Is mental health stigma present in the film? How much and how so? How do other people react to/around your character?
Is the portrayal of mental illness and/or treatment fair and realistic or is it exaggerated, sensationalized, or disrespectful? How so?
How might the film’s portrayal affect viewer attitudes toward mental illness?
Finding and Using Research Articles
You will need to cite and integrate at least five articles from peer-reviewed scholarly journals into your final papers.
For example, if your character has depression and parents who are very harsh toward him, you may want to discuss research in your case conceptualization showing the role of parenting in childhood depression (as long as the research is relevant to the character’s experience). Or you may want to support your treatment plan section by discussing findings showing the effectiveness of a treatment for a specific population schizophrenia.
The majority of your references must be from the past 10 years.
With few exceptions, all of your references should be relevant articles from peer-reviewed journals. Exceptions may include a very relevant article from a respected periodical, such as the New York Times. These should be used sparingly and purposefully. For example, you may wish to highlight how a certain mental health problem has gained attention in the mass media, such as citing a Time Magazine article on social anxiety.
Do not cite from websites or the Kring textbook. If you need to provide basic information (e.g., DSM-5 criteria), cite the primary source, such as the DSM-5 itself (make sure to cite/reference it properly – google the reference!) or an article that presents the information.
You will need to conduct literature searches to find articles that you will highlight in your paper. While you may be tempted to use Google or similar search engines, it will be faster for you to conduct your literature searches via academic search engines.
For example, you can access many articles through the MSU library website at www.montclair.edu/library. In Search Our Resources, click Articles and enter keywords to facilitate your search.
Another popular search engine is Pubmed (pubmed.com).
When you find articles helpful to writing your paper, you can also look in reference sections of those articles to identify other articles to read.

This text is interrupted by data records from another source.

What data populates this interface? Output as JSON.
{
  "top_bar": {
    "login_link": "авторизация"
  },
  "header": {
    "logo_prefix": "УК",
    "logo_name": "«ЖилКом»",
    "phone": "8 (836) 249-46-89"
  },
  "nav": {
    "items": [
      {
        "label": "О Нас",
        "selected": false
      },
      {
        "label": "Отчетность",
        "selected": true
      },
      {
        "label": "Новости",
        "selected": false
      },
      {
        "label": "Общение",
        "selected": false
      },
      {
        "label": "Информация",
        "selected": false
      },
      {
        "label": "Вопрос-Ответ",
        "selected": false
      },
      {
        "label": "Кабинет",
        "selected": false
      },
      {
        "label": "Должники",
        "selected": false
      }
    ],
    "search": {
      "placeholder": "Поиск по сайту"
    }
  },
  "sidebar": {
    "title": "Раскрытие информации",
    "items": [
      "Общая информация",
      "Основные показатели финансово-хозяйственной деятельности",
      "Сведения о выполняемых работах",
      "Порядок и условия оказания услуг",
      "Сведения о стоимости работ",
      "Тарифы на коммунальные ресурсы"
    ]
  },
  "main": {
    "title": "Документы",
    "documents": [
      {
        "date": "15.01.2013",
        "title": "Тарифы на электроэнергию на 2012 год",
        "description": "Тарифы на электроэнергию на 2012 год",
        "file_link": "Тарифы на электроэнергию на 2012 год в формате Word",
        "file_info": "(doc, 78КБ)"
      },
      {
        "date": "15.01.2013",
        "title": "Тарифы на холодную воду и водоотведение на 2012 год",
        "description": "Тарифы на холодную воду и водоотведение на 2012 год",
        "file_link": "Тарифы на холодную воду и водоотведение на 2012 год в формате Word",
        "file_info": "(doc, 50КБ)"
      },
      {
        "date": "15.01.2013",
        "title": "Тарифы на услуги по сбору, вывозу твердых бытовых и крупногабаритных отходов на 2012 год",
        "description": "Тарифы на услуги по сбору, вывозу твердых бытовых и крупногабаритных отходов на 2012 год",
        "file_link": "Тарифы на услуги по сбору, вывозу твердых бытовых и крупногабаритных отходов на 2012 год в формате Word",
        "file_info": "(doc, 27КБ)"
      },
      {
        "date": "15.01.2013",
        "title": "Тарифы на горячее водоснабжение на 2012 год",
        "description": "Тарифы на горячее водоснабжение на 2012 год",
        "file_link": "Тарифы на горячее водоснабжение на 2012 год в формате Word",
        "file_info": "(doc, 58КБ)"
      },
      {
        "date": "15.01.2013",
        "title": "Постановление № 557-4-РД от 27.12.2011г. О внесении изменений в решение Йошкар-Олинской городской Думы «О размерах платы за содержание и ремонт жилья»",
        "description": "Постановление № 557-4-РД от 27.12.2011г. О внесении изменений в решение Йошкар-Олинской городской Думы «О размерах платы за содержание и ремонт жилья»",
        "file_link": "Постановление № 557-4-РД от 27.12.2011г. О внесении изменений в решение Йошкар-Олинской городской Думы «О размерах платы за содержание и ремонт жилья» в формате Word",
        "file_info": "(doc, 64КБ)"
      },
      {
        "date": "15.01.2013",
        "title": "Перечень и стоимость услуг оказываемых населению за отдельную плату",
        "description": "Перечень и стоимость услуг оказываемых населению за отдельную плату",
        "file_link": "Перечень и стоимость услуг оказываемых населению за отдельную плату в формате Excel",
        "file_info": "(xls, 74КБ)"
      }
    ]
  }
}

You may also look through online issues of important journals in the field. Relevant journals include the Journal of Abnormal Psychology, Journal of Abnormal Child Psychology, Journal of Consulting and Clinical Psychology, Clinical Psychology Review, Journal of Anxiety Disorders, Depression and Anxiety, Behaviour Research and Therapy, and Addictive Behaviors.
How do I prepare my topic proposal?
Using an outline format, provide an overview of the film and main ideas/themes you will explore, consistent with the components described above. Your proposal (2-3 pages) should provide a clear understanding of the structure of your paper by identifying the main points in each section. You should think about how you would like to organize your paper, especially in terms of the order of information you will present. It may be helpful to identify additional subheadings that you will use in your paper to provide organization. Also, prepare the proposal as if I have not watched your film, which means you will need to be as clear and thorough as possible.
Provide at least three references that you intend to use in your paper. All references should be from peer-reviewed journal articles. In providing a list of references, please highlight for me the sections of your paper in which you will discuss these articles. It will be important for me to see that you have read through these articles already and have a clear understanding of how you will discuss them in your paper.
You should receive full credit for the proposal if you follow the above guidelines. Ways to lose points on the proposal include providing fewer than three references, not including main sections in your outline, and if it feels that you did not put forth sufficient effort.